Heparin Lawsuits Sent to Federal Court. Dozens of lawsuits stemming from tainted Baxter Heparin will all be transferred to U.S. District Court in Toledo before Judge James G. Carr. There are at least 30 lawsuits pending against Baxter International for the tainted heparin that led to scores of deaths and serious reaction across the country, and many more could still be filed as victims and their families are still learning that contaminated heparin made them sick.
Earlier this year, Baxter International recalled nearly all its heparin injections in the US after some patients experienced extreme – and in some cases fatal – allergic reactions, including difficulty breathing, nausea, vomiting, excessive sweating, and rapidly falling blood pressure that was life threatening after being administered the products. Ultimately, tainted heparin injections have been blamed for more than 80 deaths and more than 700 adverse reactions in the U.S.
There have been similar recalls by other manufacturers of Chinese-sourced heparin in Denmark, Italy, France Germany and Japan. In total, the FDA said tainted heparin has been identified in a 12 countries. In the US, other heparin suppliers have issued precautionary recalls, and some medical devices makers have also recalled heparin-coated products.
The Food & Drug Administration (FDA) confirmed that it had found oversulfated chondroitin sulfate in samples of the active ingredient

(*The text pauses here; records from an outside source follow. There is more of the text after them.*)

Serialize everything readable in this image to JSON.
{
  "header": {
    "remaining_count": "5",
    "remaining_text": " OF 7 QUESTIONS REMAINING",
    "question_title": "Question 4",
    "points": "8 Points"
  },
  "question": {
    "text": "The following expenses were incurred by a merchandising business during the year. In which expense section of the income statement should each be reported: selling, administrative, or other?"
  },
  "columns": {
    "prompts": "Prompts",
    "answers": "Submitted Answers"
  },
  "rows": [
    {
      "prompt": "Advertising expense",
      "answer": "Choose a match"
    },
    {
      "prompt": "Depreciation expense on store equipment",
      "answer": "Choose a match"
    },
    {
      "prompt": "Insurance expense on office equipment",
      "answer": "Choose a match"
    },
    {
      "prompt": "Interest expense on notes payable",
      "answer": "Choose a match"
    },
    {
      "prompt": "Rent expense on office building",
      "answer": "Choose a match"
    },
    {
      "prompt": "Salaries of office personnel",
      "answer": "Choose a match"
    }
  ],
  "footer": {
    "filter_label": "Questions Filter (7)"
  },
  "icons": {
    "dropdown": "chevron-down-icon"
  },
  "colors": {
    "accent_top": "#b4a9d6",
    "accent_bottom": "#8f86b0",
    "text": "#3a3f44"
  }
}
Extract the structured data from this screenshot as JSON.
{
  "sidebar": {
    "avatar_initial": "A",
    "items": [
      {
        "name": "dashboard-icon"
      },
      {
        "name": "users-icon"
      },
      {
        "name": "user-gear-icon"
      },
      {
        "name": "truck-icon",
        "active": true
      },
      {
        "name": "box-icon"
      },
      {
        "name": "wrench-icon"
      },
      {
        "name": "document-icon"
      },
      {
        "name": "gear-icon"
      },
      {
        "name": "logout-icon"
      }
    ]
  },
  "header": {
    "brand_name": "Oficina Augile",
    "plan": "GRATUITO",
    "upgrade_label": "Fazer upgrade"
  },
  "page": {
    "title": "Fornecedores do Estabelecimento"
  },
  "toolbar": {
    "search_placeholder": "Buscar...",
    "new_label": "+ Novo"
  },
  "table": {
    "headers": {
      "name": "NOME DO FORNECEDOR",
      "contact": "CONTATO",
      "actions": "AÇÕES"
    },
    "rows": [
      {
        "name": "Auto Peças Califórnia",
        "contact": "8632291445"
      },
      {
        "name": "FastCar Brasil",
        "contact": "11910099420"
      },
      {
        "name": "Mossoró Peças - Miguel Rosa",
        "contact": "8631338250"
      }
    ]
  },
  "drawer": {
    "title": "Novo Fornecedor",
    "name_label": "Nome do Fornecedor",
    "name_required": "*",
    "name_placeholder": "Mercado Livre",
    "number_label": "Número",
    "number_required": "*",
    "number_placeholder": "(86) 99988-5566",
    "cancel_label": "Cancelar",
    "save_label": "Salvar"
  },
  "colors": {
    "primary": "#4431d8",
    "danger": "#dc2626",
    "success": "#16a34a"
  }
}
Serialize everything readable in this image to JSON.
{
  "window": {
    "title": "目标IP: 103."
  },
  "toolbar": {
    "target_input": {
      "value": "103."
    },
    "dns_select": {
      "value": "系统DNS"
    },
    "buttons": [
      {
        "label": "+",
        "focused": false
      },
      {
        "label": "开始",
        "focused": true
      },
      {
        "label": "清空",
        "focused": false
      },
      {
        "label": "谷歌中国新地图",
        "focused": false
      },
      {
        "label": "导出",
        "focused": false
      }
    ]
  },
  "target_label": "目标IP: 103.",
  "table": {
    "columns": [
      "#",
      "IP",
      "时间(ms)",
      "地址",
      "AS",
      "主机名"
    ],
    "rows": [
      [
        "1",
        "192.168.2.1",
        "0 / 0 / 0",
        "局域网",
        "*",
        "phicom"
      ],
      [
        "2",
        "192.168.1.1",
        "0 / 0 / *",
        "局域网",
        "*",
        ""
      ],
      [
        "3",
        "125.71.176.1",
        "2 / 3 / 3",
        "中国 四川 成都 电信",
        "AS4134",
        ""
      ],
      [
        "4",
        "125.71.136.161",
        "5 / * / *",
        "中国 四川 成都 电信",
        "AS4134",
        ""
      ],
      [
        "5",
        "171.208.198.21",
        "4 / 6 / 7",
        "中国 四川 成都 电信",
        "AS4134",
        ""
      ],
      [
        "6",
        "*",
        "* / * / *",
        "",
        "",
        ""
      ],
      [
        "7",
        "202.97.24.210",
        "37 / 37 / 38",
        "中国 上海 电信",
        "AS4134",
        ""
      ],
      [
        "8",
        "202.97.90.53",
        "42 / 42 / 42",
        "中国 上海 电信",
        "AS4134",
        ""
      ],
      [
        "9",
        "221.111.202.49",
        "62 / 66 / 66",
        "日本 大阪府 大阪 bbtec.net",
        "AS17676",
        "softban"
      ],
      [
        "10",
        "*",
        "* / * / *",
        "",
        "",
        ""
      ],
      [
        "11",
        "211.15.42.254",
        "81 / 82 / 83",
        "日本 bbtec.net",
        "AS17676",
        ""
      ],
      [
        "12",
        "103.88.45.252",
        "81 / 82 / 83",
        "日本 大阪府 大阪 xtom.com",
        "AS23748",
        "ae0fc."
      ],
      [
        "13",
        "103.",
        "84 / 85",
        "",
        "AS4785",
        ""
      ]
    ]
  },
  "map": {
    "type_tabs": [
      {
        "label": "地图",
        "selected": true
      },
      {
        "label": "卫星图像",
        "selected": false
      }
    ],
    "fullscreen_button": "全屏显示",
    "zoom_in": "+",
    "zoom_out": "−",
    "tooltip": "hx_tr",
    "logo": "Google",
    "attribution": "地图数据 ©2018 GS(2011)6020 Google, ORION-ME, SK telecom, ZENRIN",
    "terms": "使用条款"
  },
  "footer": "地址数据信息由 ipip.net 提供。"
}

In March, the Food & Drug Administration (FDA) confirmed that it had found oversulfated chondroitin sulfate in samples of the active ingredient used in Baxter heparin.
The FDA said the chondroitin sulfate was molecularly changed to mimic heparin’s blood-clotting properties. That ingredient was supplied to Baxter by Changzhou SPL, a Chinese plant partially owned by Wisconsin-based Scientific Protein Laboratories. It cost-*s a fraction of the ingredient usually used in heparin, and producers may have used it in an attempt to cut costs.
Last week, the FDA said that medical devices made with heparin had been implicated in 11 additional deaths, and 86 more adverse reactions. Most of the cases involved heparin used to clean intravenous lines.
The heparin associated with two of the 11 deaths wasn’t contaminated and the FDA is unable to conclusively say how many of the deaths and side effects involved the tainted heparin. The FDA also did not identify which companies’ products were associated with the adverse reactions and deaths.
The Judicial Panel on Multidistrict Litigation – a seven-member panel of federal judges – ruled that all of the Baxter Heparin lawsuits nationwide would be moved to Toledo. In the ruling, Judge G. Heyburn II, of the U.S. Western District of Kentucky and chairman of the panel, wrote: “Seven of the 23 known actions are pending in this [Northern District of Ohio], mostly before Judge James G. Carr, who has the time to devote to this docket,”
In addition to Baxter, many of the heparin lawsuits scheduled to be heard in Toledo also name Scientific Protein Laboratories as a defendant.